New U.S. orders for long-lasting manufactured goods unexpectedly rebounded in February, rising for the first time in seven months, according to a government report on Wednesday that could bring some cheer to an economy mired in recession.

The Commerce Department said durable goods orders rose 3.4 percent to $165.6 billion in February, the biggest increase since December 2007, after a revised 7.3 percent plunge the prior month, previously reported as a 4.5 percent decline.

New orders excluding transportation rose 3.9 percent in February, the largest gain since August 2005, while civilian aircraft and parts dropped 28.9 percent after Boeing reported only four new aircraft orders in the month after 18 orders in January.

Non-defense capital goods orders excluding aircraft, a closely watched proxy for business spending, expanded 6.6 percent in February. The prior month was revised to an 11.3 percent drop, previously reported as a 5.7 percent decline.

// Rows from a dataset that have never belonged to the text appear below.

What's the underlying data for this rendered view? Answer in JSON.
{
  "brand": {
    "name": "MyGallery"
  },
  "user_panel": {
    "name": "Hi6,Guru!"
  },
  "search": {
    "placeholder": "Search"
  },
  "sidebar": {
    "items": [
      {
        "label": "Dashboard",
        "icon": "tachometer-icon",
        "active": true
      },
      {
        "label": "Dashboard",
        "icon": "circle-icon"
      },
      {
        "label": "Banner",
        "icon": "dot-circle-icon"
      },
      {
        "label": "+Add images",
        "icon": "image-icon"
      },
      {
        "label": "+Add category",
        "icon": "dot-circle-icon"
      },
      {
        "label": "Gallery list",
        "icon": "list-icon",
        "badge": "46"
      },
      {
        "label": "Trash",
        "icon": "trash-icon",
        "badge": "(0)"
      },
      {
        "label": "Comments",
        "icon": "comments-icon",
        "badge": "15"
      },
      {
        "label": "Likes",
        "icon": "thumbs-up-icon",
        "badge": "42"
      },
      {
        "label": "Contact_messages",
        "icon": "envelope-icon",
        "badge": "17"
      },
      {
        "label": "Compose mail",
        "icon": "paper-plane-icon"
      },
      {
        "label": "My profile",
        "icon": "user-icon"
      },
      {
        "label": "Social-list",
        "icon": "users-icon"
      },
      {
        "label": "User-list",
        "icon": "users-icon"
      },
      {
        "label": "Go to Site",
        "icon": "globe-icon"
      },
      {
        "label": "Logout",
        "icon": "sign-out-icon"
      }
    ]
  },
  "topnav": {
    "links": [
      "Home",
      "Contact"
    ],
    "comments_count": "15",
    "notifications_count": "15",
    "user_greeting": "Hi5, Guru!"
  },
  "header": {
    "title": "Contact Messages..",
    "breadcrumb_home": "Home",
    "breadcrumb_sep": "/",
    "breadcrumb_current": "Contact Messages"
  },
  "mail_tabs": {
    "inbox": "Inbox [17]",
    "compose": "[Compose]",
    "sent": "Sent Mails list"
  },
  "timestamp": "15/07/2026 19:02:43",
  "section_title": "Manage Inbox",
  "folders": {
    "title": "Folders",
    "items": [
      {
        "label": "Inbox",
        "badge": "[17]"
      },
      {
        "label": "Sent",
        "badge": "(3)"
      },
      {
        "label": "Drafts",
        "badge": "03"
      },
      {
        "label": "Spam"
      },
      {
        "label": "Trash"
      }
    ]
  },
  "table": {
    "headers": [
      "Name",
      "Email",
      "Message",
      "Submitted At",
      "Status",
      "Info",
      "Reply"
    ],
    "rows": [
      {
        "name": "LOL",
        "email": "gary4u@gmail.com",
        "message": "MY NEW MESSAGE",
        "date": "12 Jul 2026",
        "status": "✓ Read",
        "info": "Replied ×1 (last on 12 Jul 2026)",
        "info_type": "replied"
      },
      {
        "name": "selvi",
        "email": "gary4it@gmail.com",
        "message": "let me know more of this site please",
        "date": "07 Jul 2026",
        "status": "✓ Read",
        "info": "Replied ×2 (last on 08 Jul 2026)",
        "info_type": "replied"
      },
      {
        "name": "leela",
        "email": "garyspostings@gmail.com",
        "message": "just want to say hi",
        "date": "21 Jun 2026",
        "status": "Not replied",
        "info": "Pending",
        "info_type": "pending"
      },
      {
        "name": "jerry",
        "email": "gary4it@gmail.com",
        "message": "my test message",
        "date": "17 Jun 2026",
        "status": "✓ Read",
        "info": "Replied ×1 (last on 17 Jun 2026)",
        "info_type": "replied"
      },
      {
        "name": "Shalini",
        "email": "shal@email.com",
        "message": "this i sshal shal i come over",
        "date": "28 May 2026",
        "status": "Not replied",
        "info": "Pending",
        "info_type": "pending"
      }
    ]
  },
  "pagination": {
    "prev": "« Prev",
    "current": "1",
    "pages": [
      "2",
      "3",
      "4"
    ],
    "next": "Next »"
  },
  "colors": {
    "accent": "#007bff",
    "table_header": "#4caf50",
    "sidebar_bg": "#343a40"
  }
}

Analysts polled by Reuters had expected overall new orders to fall 2 percent in February, and orders excluding transportation to drop 2 percent.

(Reporting by Lucia Mutikani; Editing by Neil Stempleman)